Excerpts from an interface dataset
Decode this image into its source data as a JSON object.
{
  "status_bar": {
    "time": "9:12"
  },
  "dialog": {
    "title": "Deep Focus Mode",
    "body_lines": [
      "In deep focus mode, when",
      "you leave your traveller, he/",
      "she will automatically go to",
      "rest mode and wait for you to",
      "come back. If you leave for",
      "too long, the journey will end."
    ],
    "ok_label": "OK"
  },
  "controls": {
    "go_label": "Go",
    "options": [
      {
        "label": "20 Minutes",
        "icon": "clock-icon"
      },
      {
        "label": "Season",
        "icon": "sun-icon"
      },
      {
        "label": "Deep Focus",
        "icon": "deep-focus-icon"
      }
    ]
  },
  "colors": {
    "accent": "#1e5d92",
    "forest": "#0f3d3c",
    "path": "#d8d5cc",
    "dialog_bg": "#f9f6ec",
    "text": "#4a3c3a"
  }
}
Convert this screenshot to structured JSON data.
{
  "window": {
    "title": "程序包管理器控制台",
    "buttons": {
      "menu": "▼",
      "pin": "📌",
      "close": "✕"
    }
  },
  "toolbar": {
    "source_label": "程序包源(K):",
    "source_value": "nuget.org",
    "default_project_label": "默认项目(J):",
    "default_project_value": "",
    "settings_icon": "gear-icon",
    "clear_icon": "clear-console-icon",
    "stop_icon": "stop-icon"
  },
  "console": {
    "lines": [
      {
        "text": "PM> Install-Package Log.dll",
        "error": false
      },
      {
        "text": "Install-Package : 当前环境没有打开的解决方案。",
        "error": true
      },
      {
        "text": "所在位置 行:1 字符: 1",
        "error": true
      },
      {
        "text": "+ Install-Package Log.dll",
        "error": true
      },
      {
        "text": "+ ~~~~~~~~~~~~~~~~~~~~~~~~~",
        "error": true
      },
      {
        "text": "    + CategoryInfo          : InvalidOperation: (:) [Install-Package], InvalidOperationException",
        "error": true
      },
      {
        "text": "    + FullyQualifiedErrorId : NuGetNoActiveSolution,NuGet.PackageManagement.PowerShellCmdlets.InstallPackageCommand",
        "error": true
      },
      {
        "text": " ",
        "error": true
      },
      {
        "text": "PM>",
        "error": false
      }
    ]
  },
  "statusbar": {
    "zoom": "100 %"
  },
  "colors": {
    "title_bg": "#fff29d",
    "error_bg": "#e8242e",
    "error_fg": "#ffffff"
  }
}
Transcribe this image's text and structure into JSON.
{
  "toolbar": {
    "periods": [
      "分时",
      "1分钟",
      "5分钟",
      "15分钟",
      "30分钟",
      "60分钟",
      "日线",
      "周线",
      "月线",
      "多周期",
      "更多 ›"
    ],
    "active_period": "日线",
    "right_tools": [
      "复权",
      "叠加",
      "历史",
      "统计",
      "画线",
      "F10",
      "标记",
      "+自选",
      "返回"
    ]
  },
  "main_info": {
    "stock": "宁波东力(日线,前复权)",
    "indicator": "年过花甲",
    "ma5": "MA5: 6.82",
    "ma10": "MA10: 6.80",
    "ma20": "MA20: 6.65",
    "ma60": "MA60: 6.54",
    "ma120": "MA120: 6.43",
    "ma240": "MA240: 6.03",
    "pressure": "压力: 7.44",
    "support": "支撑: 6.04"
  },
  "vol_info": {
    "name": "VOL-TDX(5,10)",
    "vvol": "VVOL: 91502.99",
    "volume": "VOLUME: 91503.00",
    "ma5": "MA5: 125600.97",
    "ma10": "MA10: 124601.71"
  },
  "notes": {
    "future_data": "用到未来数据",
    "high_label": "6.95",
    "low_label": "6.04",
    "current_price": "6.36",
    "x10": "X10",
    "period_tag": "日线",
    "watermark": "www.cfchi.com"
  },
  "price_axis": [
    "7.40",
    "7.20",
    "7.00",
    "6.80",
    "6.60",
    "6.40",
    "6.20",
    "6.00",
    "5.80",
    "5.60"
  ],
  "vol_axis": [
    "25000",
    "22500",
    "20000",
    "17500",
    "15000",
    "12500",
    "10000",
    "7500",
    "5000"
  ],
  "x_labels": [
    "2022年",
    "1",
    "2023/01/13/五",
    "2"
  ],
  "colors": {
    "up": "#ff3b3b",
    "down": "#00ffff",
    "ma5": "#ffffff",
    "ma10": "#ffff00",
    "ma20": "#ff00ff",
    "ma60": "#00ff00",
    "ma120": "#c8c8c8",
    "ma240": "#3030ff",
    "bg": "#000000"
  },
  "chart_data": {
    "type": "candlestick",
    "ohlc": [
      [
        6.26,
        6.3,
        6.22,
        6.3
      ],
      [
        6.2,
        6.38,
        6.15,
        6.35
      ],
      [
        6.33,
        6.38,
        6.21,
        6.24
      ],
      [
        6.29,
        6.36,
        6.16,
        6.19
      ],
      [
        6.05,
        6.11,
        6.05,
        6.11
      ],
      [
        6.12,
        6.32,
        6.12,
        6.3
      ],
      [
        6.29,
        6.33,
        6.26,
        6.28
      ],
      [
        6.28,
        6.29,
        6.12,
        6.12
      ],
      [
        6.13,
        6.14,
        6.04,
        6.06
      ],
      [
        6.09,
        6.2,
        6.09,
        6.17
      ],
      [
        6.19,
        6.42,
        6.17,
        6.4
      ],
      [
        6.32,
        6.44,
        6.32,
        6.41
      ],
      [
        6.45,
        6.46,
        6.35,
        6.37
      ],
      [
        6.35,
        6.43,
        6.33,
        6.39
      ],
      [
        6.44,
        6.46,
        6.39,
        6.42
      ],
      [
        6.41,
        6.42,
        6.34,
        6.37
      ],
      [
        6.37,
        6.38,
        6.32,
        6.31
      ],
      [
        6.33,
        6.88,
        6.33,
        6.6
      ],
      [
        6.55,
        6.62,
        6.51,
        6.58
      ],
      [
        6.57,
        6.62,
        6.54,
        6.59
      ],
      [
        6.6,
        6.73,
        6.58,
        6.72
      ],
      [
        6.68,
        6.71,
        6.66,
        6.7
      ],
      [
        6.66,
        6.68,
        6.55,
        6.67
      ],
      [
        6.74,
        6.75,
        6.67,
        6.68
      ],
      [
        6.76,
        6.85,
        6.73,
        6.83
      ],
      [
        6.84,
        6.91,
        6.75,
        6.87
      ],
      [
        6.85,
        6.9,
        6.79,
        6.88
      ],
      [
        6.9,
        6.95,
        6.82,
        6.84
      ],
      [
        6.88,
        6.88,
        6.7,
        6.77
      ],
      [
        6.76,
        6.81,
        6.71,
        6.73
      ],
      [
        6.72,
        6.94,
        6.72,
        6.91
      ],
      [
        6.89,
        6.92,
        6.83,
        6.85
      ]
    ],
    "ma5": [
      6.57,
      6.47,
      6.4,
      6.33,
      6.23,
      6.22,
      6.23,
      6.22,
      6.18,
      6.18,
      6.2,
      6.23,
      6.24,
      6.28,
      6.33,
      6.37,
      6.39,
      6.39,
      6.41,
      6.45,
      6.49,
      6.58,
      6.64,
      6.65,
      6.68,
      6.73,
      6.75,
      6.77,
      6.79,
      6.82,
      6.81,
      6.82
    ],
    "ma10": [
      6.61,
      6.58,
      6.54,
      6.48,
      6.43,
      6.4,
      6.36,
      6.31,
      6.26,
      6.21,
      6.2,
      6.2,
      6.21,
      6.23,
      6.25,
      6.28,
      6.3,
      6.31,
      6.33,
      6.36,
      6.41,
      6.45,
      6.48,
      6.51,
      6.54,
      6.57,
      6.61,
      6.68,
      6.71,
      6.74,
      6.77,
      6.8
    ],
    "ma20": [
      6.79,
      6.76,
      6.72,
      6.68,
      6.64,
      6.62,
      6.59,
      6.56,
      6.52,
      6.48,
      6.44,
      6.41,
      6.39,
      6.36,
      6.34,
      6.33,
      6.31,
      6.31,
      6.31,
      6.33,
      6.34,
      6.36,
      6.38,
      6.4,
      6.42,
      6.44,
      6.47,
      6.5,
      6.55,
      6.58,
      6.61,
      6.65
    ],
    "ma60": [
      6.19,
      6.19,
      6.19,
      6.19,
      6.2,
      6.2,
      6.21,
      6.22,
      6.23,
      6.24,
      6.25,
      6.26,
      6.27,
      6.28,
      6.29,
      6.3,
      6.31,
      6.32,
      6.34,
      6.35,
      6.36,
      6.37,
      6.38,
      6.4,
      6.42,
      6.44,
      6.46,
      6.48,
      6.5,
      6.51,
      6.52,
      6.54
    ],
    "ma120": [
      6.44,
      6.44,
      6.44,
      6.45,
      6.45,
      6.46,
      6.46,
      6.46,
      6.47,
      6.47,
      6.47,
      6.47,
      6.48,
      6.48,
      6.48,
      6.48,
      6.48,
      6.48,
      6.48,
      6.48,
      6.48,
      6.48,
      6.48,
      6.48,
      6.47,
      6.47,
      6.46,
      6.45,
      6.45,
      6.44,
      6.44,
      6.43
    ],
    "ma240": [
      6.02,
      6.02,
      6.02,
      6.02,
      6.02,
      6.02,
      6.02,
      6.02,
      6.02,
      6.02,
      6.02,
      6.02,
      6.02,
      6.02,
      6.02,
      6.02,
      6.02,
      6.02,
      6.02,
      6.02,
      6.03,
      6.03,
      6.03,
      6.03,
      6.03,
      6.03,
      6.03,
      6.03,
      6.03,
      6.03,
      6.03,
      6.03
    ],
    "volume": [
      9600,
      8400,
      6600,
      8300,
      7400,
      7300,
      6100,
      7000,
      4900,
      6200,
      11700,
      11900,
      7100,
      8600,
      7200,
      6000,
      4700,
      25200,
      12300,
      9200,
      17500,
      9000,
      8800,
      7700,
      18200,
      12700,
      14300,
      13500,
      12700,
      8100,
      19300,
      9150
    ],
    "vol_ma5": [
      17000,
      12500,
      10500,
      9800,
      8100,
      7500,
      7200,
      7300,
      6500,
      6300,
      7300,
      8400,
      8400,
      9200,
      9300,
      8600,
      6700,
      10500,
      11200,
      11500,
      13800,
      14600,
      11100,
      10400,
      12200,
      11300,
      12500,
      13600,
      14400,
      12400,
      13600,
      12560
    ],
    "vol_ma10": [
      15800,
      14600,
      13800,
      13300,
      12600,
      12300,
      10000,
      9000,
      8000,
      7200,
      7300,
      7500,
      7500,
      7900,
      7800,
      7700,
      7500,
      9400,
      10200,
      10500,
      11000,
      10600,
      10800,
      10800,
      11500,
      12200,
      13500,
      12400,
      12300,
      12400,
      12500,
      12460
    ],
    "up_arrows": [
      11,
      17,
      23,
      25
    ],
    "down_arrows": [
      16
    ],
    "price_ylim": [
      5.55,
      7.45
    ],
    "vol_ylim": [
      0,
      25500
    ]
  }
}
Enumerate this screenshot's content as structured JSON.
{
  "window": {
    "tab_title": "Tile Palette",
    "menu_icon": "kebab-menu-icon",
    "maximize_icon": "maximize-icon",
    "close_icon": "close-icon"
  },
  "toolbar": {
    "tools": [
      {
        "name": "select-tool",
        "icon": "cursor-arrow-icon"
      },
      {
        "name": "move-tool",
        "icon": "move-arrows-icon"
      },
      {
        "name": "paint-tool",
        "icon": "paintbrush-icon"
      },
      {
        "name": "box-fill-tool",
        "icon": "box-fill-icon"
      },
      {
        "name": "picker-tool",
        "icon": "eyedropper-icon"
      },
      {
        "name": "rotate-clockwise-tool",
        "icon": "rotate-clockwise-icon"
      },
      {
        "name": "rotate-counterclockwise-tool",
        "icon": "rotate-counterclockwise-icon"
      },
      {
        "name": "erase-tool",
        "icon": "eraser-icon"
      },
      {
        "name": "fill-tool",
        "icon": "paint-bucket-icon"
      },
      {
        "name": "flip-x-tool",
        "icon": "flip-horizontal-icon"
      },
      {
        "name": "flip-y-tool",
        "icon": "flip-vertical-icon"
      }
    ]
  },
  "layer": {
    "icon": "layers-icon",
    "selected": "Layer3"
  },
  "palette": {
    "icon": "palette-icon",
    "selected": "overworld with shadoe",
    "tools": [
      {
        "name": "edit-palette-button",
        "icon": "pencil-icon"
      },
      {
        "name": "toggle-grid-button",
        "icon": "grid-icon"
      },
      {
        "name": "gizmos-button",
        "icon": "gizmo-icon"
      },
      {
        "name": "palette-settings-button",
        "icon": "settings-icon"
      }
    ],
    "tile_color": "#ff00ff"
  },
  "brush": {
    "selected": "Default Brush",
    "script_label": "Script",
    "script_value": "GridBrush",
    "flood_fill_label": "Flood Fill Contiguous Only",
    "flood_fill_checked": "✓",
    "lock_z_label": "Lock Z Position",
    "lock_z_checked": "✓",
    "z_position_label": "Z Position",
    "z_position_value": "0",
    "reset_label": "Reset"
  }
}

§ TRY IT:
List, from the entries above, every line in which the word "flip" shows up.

§ RESPONSE:
        "name": "flip-x-tool",
        "icon": "flip-horizontal-icon"
        "name": "flip-y-tool",
        "icon": "flip-vertical-icon"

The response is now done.